French national train operator SNCF has announced it will no longer sell water in plastic bottles on its services, saying the move would reduce the waste from roughly two million drinks.

French train bars will no longer be able to see plastic bottles of water.
French train bars will no longer be able to see plastic bottles of water. Photo: BERTRAND LANGLOIS / AFP.

The plastic packaging will be replaced with recyclable cardboard for still water and aluminium for sparkling.

“Plastic is no longer fantastic,” head of consumer travel operations at the SNCF, Alain Krakovitch, wrote on Twitter on Thursday.

France has gradually increased restrictions on single-use packaging to help reduce waste amid growing evidence about the impact of plastic on sea life in particular.
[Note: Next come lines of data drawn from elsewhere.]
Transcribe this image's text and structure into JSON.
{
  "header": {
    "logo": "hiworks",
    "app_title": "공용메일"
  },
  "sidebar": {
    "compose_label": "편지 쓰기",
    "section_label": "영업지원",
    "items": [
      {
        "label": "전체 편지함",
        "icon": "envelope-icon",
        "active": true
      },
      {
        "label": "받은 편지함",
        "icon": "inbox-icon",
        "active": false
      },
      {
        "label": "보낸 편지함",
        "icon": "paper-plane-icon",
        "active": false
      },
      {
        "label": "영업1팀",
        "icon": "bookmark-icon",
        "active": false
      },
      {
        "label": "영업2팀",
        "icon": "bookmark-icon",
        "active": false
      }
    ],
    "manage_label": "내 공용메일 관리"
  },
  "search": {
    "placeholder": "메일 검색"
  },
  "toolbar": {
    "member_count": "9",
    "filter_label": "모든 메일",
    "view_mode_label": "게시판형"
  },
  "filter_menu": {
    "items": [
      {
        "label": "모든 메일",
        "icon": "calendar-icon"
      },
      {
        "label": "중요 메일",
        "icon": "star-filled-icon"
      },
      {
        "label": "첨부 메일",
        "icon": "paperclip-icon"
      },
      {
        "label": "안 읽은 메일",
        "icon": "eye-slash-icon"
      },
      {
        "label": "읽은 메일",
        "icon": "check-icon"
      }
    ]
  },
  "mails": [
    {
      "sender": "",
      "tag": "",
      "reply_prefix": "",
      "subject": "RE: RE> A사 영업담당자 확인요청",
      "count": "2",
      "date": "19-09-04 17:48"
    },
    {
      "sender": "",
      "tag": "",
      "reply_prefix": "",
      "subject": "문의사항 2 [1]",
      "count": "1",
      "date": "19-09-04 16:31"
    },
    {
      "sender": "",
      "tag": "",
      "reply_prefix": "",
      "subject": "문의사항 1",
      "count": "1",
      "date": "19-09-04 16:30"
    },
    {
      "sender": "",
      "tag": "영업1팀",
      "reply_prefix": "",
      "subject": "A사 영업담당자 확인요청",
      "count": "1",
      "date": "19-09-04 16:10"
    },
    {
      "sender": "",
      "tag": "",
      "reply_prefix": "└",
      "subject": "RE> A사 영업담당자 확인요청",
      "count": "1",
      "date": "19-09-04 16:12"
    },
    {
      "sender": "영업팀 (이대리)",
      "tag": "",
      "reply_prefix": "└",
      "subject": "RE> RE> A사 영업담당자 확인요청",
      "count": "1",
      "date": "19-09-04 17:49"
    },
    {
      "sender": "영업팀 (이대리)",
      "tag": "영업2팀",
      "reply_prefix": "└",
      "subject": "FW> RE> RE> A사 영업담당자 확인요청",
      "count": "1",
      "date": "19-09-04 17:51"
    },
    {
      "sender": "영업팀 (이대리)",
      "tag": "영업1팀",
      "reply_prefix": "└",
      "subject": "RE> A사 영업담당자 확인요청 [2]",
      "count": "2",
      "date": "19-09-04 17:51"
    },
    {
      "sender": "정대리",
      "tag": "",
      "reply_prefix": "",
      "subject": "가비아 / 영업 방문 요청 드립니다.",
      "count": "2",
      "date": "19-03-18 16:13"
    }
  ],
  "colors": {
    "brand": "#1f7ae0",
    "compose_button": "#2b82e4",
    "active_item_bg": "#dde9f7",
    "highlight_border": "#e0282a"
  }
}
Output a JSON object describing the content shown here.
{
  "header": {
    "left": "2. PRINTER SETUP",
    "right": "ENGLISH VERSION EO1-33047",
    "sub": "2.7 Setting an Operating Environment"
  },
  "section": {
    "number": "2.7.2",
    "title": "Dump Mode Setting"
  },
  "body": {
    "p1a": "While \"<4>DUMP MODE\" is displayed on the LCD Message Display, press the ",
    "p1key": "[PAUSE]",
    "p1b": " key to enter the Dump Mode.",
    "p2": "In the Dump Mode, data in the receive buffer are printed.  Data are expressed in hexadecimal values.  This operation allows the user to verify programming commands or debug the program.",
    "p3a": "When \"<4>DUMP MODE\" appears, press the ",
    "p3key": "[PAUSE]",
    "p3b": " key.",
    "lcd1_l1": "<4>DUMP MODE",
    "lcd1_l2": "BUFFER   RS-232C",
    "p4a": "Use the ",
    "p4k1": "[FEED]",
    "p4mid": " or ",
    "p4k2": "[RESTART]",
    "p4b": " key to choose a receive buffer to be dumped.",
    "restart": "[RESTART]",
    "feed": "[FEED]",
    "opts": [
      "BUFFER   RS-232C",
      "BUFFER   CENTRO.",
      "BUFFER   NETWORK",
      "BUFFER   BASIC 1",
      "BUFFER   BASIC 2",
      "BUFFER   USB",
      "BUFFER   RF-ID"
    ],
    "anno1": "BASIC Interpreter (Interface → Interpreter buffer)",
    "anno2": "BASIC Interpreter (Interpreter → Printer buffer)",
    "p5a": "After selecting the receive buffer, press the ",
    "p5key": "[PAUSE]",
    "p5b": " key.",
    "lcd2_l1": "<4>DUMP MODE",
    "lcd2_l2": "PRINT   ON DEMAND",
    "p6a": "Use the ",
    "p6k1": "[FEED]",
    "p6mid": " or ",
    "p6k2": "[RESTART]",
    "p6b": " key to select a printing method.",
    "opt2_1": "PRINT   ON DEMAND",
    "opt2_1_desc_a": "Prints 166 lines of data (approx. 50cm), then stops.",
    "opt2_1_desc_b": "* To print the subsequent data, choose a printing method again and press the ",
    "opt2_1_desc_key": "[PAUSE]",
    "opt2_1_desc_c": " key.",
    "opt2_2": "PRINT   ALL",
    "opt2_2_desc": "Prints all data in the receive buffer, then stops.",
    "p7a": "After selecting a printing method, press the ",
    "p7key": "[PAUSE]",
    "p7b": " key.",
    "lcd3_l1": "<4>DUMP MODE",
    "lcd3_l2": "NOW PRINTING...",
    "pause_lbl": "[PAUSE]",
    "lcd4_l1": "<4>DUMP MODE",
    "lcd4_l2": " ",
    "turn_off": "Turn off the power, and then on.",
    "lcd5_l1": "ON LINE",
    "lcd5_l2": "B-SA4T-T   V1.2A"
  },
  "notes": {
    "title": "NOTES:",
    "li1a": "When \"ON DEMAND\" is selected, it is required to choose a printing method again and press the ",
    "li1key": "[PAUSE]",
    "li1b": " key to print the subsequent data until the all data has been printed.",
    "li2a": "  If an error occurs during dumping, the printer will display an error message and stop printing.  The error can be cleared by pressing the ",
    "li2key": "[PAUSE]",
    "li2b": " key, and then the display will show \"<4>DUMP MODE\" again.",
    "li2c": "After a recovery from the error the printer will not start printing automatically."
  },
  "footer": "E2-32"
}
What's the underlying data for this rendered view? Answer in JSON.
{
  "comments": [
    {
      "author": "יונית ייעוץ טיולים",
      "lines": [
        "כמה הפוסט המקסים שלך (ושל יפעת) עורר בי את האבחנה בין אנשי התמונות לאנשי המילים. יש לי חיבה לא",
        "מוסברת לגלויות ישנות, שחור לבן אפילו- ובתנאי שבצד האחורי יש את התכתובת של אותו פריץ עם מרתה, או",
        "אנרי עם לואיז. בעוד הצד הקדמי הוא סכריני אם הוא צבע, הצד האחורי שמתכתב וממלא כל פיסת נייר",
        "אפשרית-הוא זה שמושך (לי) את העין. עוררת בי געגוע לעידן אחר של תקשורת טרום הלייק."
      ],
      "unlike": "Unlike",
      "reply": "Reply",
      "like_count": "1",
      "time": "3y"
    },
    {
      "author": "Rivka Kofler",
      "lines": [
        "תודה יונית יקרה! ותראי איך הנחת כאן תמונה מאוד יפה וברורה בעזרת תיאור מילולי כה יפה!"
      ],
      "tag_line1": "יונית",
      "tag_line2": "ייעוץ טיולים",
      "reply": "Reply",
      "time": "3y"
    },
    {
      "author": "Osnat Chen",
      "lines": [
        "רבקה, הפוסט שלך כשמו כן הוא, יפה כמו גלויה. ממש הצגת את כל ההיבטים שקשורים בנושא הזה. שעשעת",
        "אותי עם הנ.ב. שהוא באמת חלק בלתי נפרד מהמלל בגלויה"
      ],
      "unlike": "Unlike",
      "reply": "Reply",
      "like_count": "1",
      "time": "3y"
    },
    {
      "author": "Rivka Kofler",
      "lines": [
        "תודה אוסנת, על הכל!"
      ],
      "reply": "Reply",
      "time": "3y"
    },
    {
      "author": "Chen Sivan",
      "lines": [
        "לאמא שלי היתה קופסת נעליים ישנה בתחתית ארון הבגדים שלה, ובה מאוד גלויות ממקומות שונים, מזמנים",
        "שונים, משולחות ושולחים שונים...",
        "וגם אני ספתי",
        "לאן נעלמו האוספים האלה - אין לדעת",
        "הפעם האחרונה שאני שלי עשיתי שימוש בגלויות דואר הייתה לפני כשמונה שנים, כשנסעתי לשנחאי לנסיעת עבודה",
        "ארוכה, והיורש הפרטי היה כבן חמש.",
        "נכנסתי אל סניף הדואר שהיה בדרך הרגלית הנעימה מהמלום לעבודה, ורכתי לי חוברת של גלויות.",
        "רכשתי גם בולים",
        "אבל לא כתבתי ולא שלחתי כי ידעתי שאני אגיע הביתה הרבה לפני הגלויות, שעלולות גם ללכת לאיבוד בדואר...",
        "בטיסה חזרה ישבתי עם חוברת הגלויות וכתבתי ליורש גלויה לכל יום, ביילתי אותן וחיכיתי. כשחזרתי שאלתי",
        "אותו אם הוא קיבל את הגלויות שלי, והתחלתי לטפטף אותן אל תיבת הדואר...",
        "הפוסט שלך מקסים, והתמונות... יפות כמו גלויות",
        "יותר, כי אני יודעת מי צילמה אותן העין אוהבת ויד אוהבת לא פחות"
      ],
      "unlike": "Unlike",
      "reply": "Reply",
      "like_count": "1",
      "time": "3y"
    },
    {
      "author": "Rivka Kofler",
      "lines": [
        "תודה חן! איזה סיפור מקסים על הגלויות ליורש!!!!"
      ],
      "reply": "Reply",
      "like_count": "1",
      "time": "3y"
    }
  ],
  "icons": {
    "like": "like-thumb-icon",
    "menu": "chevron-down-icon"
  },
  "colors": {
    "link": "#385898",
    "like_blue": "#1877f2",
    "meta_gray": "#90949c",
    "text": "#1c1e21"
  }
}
The government announced on Monday that plastic packaging will be banned for nearly all fruit and vegetables from January next year.

The environment ministry said that 37 percent of fruit and vegetables were sold with plastic packaging, and only the most fragile produce such as strawberries will be given an exemption on the ban until 2026.

“We use an outrageous amount of single-use plastic in our daily lives,” the ministry said in a statement, adding that it was working to cut back “the use of throwaway plastic and boost its substitution by other materials or reusable and recyclable packaging.”

Last year, France passed a wide-ranging “circular economy” law to combat waste that forbids retailers from destroying unsold clothes and will ban all single-use plastic containers by 2040.

Paris city authorities announced this week that they were aiming to eliminate all plastic from state day-care centres, canteens and retirement homes by 2026.